Recent falls in the price of oil are likely to be temporary, says the oil minister for Saudi Arabia, Opec's biggest producing nation
Ali al-Naimi said commodity price fluctuations were to be expected and said he was hopeful for the future.
He added it was "difficult, or even impossible, for Saudi Arabia or Opec to undertake any measure that would lead to a reduction in [their] share of the market and an increase in of others".
The price of oil has halved since June.
On Thursday, the price of Brent crude was just below $63 a barrel, while US crude was near $58.
Oil prices, which were well above $100 a barrel in the summer, have slipped because of slowing economic growth in developing nations, particularly China, and an increase in fuel supplies, partly thanks to advances in shale gas extraction.
Oil consuming nations are enjoying lower fuel and food prices, while exporting nations, including Russia and members of the Opec oil producers' cartel, are suffering big drops in income.
The lower oil price has contributed to Russia's recent currency collapse as its economy is heavily dependent on oil for revenue.
Opec member Nigeria is also reliant on oil for income.

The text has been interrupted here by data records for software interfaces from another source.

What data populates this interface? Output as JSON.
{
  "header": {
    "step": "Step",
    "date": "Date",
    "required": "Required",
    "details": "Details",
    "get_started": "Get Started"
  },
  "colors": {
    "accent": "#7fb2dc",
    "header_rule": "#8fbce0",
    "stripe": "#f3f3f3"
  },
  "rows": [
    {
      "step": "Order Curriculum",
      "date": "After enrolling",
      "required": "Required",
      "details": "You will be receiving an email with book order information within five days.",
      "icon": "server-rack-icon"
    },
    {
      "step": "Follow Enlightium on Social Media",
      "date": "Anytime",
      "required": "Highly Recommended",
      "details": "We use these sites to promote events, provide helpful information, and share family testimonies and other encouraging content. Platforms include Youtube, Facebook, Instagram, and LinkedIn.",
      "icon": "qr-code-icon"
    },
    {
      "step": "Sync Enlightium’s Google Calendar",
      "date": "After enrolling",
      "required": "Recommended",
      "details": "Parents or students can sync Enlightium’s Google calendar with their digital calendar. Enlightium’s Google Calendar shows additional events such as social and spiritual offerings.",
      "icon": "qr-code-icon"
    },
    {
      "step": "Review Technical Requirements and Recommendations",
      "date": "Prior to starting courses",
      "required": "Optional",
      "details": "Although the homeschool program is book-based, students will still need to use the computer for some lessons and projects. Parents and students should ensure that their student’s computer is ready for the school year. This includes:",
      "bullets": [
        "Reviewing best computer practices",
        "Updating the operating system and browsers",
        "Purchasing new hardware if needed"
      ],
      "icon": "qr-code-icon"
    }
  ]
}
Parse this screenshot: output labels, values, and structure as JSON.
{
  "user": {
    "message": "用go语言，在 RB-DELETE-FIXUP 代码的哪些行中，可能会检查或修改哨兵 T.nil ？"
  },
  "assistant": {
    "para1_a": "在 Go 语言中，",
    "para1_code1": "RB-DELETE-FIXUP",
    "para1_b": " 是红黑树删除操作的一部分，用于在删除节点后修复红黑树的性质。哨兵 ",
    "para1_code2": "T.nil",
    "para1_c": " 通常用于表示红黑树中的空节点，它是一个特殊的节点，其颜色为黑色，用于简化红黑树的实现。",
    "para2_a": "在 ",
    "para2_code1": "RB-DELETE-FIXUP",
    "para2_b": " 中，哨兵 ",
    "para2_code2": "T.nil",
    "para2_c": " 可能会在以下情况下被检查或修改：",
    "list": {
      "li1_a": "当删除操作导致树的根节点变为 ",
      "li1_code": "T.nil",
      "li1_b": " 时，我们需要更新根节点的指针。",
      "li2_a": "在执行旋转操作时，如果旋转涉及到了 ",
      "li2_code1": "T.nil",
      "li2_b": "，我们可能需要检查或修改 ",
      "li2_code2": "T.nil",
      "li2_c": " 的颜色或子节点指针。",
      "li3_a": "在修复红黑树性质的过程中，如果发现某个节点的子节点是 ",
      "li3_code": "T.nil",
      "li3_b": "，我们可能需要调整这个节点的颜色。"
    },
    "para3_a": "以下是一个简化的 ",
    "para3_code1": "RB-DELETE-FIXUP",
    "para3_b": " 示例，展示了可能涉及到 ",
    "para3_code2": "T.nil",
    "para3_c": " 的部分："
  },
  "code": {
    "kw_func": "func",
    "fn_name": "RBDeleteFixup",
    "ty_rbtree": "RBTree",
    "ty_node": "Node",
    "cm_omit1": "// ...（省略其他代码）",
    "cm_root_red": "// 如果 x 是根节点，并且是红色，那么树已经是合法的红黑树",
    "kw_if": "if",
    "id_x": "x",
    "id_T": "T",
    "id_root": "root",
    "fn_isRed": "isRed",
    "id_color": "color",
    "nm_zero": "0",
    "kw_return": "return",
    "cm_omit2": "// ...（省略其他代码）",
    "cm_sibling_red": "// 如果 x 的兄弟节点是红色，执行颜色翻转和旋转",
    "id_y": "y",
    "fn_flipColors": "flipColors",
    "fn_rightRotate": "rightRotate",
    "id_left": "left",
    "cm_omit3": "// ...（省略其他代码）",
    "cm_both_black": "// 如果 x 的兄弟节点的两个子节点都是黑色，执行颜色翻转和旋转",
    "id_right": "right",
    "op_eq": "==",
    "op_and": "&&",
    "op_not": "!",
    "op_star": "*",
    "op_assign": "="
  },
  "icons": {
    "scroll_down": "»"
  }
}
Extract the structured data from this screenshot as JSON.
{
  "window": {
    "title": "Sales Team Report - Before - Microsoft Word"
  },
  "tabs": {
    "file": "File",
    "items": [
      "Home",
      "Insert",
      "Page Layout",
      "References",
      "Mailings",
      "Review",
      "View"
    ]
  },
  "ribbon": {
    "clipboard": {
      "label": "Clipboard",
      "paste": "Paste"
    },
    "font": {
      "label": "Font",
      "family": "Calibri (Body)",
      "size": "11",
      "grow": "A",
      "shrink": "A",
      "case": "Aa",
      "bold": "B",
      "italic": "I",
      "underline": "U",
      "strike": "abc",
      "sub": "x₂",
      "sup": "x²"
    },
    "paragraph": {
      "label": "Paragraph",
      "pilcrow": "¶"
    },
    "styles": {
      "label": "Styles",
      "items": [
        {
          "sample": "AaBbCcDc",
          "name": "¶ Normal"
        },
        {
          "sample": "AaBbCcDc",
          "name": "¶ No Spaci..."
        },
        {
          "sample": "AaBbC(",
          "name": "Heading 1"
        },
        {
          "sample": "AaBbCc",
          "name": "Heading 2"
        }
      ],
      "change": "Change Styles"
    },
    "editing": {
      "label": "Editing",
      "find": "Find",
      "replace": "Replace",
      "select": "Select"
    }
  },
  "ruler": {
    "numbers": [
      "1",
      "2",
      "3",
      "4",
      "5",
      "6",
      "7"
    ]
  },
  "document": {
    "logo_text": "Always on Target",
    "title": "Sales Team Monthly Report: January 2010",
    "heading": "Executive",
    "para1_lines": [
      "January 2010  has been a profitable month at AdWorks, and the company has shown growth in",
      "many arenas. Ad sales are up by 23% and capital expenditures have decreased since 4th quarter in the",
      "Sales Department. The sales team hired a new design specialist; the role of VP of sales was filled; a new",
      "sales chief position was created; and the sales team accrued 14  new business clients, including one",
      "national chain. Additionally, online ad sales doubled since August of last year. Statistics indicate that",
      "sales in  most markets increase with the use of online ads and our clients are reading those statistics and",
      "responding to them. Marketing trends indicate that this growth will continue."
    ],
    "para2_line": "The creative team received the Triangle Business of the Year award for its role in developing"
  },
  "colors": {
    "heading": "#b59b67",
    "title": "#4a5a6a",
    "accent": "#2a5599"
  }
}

On Wednesday, it restated its budget to take into account the new, lower oil price.
Meanwhile, the oil and gas industry is beginning to cut back on investment and jobs.
Smaller members of Opec had hoped to see a reduction in output, since a production cut generally lifts the oil price.
However, the last Opec meeting in November concluded without a vote for lower production.
Opec produces about a third of the world's crude oil, about 30 million barrels a day, of which Saudi Arabia pumps 9.6 million.